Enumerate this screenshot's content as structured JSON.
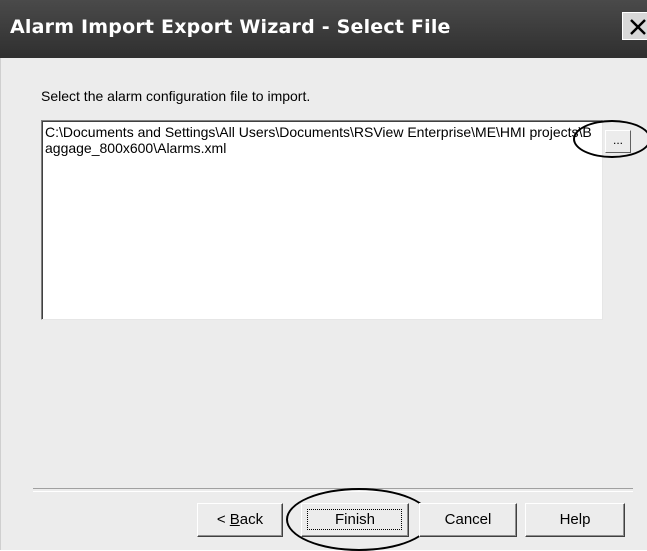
{
  "window": {
    "title": "Alarm Import Export Wizard - Select File"
  },
  "prompt": "Select the alarm configuration file to import.",
  "file_path": "C:\\Documents and Settings\\All Users\\Documents\\RSView Enterprise\\ME\\HMI projects\\Baggage_800x600\\Alarms.xml",
  "browse_label": "...",
  "buttons": {
    "back_prefix": "< ",
    "back_mnemonic": "B",
    "back_rest": "ack",
    "finish": "Finish",
    "cancel": "Cancel",
    "help": "Help"
  },
  "icons": {
    "close": "close-icon"
  }
}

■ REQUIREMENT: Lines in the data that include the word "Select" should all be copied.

■ THE ANSWER:
    "title": "Alarm Import Export Wizard - Select File"
  "prompt": "Select the alarm configuration file to import.",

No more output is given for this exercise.